**WHAT IS BEING ASKED**: The expected result is every line of the records, printed exactly.
-*-*-
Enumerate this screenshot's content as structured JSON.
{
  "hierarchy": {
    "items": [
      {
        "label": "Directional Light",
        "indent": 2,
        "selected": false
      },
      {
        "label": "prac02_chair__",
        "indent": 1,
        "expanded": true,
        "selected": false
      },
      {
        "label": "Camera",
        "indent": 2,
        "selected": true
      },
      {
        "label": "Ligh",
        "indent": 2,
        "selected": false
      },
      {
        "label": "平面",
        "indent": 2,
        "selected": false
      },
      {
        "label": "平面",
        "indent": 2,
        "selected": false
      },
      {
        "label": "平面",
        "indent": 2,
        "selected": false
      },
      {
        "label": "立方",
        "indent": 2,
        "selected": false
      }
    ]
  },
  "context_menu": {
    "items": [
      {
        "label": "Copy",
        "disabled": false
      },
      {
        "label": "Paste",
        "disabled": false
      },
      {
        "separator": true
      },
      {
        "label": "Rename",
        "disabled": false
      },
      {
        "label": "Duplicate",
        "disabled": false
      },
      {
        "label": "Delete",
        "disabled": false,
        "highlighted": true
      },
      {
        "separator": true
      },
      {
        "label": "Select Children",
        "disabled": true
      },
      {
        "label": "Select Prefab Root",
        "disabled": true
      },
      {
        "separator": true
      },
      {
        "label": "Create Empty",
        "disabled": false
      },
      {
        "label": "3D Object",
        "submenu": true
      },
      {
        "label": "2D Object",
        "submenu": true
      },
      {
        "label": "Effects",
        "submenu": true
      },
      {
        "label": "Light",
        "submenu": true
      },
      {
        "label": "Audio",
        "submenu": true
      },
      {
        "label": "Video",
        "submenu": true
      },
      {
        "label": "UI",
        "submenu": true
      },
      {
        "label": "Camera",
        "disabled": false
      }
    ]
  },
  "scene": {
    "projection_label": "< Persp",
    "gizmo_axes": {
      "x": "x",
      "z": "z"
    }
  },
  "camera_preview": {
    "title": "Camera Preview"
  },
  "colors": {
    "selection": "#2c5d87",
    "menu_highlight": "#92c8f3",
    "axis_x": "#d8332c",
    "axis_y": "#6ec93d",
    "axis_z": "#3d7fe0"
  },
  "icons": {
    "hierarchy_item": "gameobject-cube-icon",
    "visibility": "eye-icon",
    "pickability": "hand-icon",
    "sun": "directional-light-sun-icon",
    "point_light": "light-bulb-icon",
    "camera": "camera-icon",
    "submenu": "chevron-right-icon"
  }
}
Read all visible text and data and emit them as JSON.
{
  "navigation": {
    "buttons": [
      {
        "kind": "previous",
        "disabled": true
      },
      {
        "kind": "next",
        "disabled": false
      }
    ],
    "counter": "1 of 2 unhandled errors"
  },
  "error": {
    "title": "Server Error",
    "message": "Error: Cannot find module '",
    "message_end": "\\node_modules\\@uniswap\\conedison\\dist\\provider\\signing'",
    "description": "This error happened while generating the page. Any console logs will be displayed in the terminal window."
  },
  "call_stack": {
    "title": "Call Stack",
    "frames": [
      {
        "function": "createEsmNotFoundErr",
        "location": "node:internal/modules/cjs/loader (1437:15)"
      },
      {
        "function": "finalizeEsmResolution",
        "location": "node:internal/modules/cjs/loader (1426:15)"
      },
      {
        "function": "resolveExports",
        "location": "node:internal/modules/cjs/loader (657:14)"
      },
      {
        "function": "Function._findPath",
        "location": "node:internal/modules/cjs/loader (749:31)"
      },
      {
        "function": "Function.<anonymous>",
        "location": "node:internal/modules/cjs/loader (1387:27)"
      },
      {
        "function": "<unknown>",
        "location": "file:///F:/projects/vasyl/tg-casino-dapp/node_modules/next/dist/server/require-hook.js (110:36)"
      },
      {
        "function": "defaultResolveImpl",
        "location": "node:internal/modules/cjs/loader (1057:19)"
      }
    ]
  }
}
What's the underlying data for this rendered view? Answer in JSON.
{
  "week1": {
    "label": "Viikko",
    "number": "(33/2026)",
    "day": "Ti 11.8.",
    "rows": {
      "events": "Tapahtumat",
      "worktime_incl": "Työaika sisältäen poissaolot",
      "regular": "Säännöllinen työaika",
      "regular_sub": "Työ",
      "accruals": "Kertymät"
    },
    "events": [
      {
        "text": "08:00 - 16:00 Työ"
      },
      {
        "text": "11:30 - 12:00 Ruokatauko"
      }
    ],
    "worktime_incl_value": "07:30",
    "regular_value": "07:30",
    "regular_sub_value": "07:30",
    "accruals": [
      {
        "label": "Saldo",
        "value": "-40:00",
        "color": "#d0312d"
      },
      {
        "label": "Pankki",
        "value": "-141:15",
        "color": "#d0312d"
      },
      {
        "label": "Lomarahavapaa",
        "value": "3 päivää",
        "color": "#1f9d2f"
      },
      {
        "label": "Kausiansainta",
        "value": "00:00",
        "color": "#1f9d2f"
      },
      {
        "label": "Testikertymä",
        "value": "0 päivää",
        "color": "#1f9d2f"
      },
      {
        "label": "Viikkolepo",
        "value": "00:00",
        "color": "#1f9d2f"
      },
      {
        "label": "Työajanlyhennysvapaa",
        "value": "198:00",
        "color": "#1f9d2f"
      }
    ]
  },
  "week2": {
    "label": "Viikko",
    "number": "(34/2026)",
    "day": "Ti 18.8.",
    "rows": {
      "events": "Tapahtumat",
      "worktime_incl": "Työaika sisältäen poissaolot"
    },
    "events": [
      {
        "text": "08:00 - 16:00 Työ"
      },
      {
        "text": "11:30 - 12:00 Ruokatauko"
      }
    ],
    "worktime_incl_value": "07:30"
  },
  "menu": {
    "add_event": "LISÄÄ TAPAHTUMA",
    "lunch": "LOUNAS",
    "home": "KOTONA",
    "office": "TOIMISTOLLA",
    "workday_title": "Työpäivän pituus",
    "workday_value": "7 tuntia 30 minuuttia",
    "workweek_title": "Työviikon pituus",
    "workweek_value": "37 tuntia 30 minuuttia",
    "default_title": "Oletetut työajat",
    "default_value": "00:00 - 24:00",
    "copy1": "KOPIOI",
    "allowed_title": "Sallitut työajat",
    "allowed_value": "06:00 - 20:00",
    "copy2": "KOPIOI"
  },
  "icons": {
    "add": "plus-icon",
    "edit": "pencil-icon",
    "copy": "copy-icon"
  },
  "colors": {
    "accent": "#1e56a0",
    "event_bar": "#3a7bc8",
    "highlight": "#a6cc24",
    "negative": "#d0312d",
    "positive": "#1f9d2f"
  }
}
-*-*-
**YOUR SOLUTION**:
Enumerate this screenshot's content as structured JSON.
{
  "hierarchy": {
    "items": [
      {
        "label": "Directional Light",
        "indent": 2,
        "selected": false
      },
      {
        "label": "prac02_chair__",
        "indent": 1,
        "expanded": true,
        "selected": false
      },
      {
        "label": "Camera",
        "indent": 2,
        "selected": true
      },
      {
        "label": "Ligh",
        "indent": 2,
        "selected": false
      },
      {
        "label": "平面",
        "indent": 2,
        "selected": false
      },
      {
        "label": "平面",
        "indent": 2,
        "selected": false
      },
      {
        "label": "平面",
        "indent": 2,
        "selected": false
      },
      {
        "label": "立方",
        "indent": 2,
        "selected": false
      }
    ]
  },
  "context_menu": {
    "items": [
      {
        "label": "Copy",
        "disabled": false
      },
      {
        "label": "Paste",
        "disabled": false
      },
      {
        "separator": true
      },
      {
        "label": "Rename",
        "disabled": false
      },
      {
        "label": "Duplicate",
        "disabled": false
      },
      {
        "label": "Delete",
        "disabled": false,
        "highlighted": true
      },
      {
        "separator": true
      },
      {
        "label": "Select Children",
        "disabled": true
      },
      {
        "label": "Select Prefab Root",
        "disabled": true
      },
      {
        "separator": true
      },
      {
        "label": "Create Empty",
        "disabled": false
      },
      {
        "label": "3D Object",
        "submenu": true
      },
      {
        "label": "2D Object",
        "submenu": true
      },
      {
        "label": "Effects",
        "submenu": true
      },
      {
        "label": "Light",
        "submenu": true
      },
      {
        "label": "Audio",
        "submenu": true
      },
      {
        "label": "Video",
        "submenu": true
      },
      {
        "label": "UI",
        "submenu": true
      },
      {
        "label": "Camera",
        "disabled": false
      }
    ]
  },
  "scene": {
    "projection_label": "< Persp",
    "gizmo_axes": {
      "x": "x",
      "z": "z"
    }
  },
  "camera_preview": {
    "title": "Camera Preview"
  },
  "colors": {
    "selection": "#2c5d87",
    "menu_highlight": "#92c8f3",
    "axis_x": "#d8332c",
    "axis_y": "#6ec93d",
    "axis_z": "#3d7fe0"
  },
  "icons": {
    "hierarchy_item": "gameobject-cube-icon",
    "visibility": "eye-icon",
    "pickability": "hand-icon",
    "sun": "directional-light-sun-icon",
    "point_light": "light-bulb-icon",
    "camera": "camera-icon",
    "submenu": "chevron-right-icon"
  }
}
Read all visible text and data and emit them as JSON.
{
  "navigation": {
    "buttons": [
      {
        "kind": "previous",
        "disabled": true
      },
      {
        "kind": "next",
        "disabled": false
      }
    ],
    "counter": "1 of 2 unhandled errors"
  },
  "error": {
    "title": "Server Error",
    "message": "Error: Cannot find module '",
    "message_end": "\\node_modules\\@uniswap\\conedison\\dist\\provider\\signing'",
    "description": "This error happened while generating the page. Any console logs will be displayed in the terminal window."
  },
  "call_stack": {
    "title": "Call Stack",
    "frames": [
      {
        "function": "createEsmNotFoundErr",
        "location": "node:internal/modules/cjs/loader (1437:15)"
      },
      {
        "function": "finalizeEsmResolution",
        "location": "node:internal/modules/cjs/loader (1426:15)"
      },
      {
        "function": "resolveExports",
        "location": "node:internal/modules/cjs/loader (657:14)"
      },
      {
        "function": "Function._findPath",
        "location": "node:internal/modules/cjs/loader (749:31)"
      },
      {
        "function": "Function.<anonymous>",
        "location": "node:internal/modules/cjs/loader (1387:27)"
      },
      {
        "function": "<unknown>",
        "location": "file:///F:/projects/vasyl/tg-casino-dapp/node_modules/next/dist/server/require-hook.js (110:36)"
      },
      {
        "function": "defaultResolveImpl",
        "location": "node:internal/modules/cjs/loader (1057:19)"
      }
    ]
  }
}
What's the underlying data for this rendered view? Answer in JSON.
{
  "week1": {
    "label": "Viikko",
    "number": "(33/2026)",
    "day": "Ti 11.8.",
    "rows": {
      "events": "Tapahtumat",
      "worktime_incl": "Työaika sisältäen poissaolot",
      "regular": "Säännöllinen työaika",
      "regular_sub": "Työ",
      "accruals": "Kertymät"
    },
    "events": [
      {
        "text": "08:00 - 16:00 Työ"
      },
      {
        "text": "11:30 - 12:00 Ruokatauko"
      }
    ],
    "worktime_incl_value": "07:30",
    "regular_value": "07:30",
    "regular_sub_value": "07:30",
    "accruals": [
      {
        "label": "Saldo",
        "value": "-40:00",
        "color": "#d0312d"
      },
      {
        "label": "Pankki",
        "value": "-141:15",
        "color": "#d0312d"
      },
      {
        "label": "Lomarahavapaa",
        "value": "3 päivää",
        "color": "#1f9d2f"
      },
      {
        "label": "Kausiansainta",
        "value": "00:00",
        "color": "#1f9d2f"
      },
      {
        "label": "Testikertymä",
        "value": "0 päivää",
        "color": "#1f9d2f"
      },
      {
        "label": "Viikkolepo",
        "value": "00:00",
        "color": "#1f9d2f"
      },
      {
        "label": "Työajanlyhennysvapaa",
        "value": "198:00",
        "color": "#1f9d2f"
      }
    ]
  },
  "week2": {
    "label": "Viikko",
    "number": "(34/2026)",
    "day": "Ti 18.8.",
    "rows": {
      "events": "Tapahtumat",
      "worktime_incl": "Työaika sisältäen poissaolot"
    },
    "events": [
      {
        "text": "08:00 - 16:00 Työ"
      },
      {
        "text": "11:30 - 12:00 Ruokatauko"
      }
    ],
    "worktime_incl_value": "07:30"
  },
  "menu": {
    "add_event": "LISÄÄ TAPAHTUMA",
    "lunch": "LOUNAS",
    "home": "KOTONA",
    "office": "TOIMISTOLLA",
    "workday_title": "Työpäivän pituus",
    "workday_value": "7 tuntia 30 minuuttia",
    "workweek_title": "Työviikon pituus",
    "workweek_value": "37 tuntia 30 minuuttia",
    "default_title": "Oletetut työajat",
    "default_value": "00:00 - 24:00",
    "copy1": "KOPIOI",
    "allowed_title": "Sallitut työajat",
    "allowed_value": "06:00 - 20:00",
    "copy2": "KOPIOI"
  },
  "icons": {
    "add": "plus-icon",
    "edit": "pencil-icon",
    "copy": "copy-icon"
  },
  "colors": {
    "accent": "#1e56a0",
    "event_bar": "#3a7bc8",
    "highlight": "#a6cc24",
    "negative": "#d0312d",
    "positive": "#1f9d2f"
  }
}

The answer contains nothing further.